       rdx = 0x0000000000000000
       rdi = 0x00007ffeefbff508
       rsi = 0x0000000010000000
       rbp = 0x00007ffeefbff520
       rsp = 0x00007ffeefbff4b0
        r8 = 0x0000000000000000

Because r8 is zero the jne instruction will not trigger, making the code output "Not subscribed.". However, this is an easy fix -- we can set r8to something that's not zero by running register write and resume the app:

register write r8 0x1

In regular day to day iOS development, register write can be used to replace entire objects in the code. If a method is going to return something you don't want, you can create a new object in lldb, get its memory address with e and inject it into the desired register.
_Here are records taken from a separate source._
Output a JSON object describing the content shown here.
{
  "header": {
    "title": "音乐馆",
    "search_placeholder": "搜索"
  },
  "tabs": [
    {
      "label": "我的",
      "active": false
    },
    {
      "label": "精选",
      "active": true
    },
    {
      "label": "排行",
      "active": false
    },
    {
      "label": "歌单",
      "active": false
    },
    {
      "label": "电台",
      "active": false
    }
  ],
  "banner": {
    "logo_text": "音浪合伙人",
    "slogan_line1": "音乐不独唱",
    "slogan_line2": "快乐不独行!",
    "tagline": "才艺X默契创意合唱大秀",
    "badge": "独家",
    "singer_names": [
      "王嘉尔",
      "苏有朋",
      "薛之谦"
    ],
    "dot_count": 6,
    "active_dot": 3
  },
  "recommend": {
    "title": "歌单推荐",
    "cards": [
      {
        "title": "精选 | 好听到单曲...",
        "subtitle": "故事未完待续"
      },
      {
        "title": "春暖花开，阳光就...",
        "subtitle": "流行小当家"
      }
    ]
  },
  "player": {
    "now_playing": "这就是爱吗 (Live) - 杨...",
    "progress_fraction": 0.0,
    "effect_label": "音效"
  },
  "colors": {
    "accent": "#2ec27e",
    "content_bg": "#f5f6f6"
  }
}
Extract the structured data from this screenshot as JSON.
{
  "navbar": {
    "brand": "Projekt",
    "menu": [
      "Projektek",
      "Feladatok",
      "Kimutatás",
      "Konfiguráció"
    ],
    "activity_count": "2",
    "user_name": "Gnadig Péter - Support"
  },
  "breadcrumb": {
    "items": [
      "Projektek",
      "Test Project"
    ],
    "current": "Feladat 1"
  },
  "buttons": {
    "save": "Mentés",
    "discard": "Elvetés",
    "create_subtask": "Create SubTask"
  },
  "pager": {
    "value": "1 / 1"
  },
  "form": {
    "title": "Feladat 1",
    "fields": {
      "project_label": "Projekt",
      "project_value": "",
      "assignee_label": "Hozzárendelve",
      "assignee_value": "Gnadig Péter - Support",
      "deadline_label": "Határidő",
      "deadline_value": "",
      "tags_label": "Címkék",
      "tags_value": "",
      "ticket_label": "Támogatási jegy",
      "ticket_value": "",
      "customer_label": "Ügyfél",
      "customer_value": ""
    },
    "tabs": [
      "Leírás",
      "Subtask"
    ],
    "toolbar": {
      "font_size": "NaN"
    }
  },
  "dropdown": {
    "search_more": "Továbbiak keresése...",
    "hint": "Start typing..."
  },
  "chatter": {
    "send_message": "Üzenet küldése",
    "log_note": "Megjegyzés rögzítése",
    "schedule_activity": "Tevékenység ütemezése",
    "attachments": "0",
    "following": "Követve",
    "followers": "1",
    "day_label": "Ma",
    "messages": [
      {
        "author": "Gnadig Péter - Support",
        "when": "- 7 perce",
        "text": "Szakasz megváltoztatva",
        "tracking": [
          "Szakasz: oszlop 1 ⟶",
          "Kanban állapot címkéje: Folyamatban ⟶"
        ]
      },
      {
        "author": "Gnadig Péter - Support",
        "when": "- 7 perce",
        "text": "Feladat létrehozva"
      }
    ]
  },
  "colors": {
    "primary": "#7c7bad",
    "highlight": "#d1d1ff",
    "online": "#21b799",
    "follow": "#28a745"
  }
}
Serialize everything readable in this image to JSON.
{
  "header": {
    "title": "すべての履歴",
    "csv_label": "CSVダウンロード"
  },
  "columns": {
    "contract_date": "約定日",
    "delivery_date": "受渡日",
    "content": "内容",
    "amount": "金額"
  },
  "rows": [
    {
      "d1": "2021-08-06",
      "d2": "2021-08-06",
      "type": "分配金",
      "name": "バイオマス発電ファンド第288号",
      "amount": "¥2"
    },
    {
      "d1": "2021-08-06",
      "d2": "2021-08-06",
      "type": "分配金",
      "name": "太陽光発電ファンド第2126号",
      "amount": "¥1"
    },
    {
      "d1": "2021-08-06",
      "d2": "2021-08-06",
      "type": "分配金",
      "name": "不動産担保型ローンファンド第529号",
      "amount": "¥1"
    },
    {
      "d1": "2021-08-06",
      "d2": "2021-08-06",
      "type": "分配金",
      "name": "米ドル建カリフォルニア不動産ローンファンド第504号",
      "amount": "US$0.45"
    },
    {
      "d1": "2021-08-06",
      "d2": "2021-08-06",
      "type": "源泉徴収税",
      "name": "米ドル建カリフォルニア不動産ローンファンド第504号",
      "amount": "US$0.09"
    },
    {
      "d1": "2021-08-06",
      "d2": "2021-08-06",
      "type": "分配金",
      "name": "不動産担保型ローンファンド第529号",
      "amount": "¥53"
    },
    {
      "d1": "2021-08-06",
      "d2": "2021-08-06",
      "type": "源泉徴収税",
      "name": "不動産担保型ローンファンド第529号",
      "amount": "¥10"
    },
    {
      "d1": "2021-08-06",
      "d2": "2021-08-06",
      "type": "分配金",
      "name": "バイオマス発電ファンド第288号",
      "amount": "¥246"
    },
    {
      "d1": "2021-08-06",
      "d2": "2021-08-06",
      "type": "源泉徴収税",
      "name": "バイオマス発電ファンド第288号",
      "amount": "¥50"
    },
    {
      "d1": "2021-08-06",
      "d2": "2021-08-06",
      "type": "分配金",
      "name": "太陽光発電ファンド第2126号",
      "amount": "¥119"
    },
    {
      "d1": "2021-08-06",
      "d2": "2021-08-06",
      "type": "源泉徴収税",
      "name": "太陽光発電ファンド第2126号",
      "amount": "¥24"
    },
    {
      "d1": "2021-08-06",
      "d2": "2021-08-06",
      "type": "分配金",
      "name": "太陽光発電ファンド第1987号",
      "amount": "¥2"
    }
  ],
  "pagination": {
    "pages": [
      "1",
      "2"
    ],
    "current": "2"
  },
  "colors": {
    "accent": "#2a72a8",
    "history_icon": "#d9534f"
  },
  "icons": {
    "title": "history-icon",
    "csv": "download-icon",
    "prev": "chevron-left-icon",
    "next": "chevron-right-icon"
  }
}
Approach 2: Changing the instructions themselves

The second and possibly most insane way of solving this is by actually rewriting the app itself on the fly.

Just like with registers, lldb provides memory read and memory write to allow you to change the contents of any memory addresses being used by your app. This can be used as an alternative way to change the contents of an property on the fly, but in this case, we can use it to change the instructions themselves.

Two things can be done here: If we want to reverse the logic of that if instruction, we can either change test r8, 0x1 to test r8, 0x0 (so it checks for a false condition instead), or jne 0x100000da7 (jump not empty) to je 0x100000da7 (jump empty, or if !condition). I find the latter easier, so that's what I'm going to follow. If we read the contents of that instruction, we'll see something like this:

memory read 0x100000da0
0x100000da0: 75 05 e9 95 00 00 00 b8 01 00 00 00 89 c7 e8 71

This looks crazy, but we don't need to understand all of it -- we just need to know that the OPCODE of the instruction corresponds to the two bits in the beginning (75). By following this chart, we can see that the OPCODE for je is 74, so if we want to make jne become je, we need to swap the first two bits with 74.

To do this, we can use memory write to write the exact same contents to that address, but with the first two bits changed to 74.

memory write 0x100000da0 74 05 e9 95 00 00 00 b8 01 00 00 00 89 c7 e8 71
0x100000da0 <+64>:  je     0x100000da7

Now, running the app will result in "Subscribed!" being printed.


While disassembling and writing to memory might be too extreme for daily development, you can use some of the more advanced lldb tricks to increase your productivity. Changing properties, defining helper methods and mixing them with breakpoint actions will allow you to navigate and test your code faster without having you recompile it.

Follow me on my Twitter (@rockbruno_), and let me know of any suggestions and corrections you want to share.

References and Good reads

Beyond po (WWDC 19)
Damn Vulnerable iOS App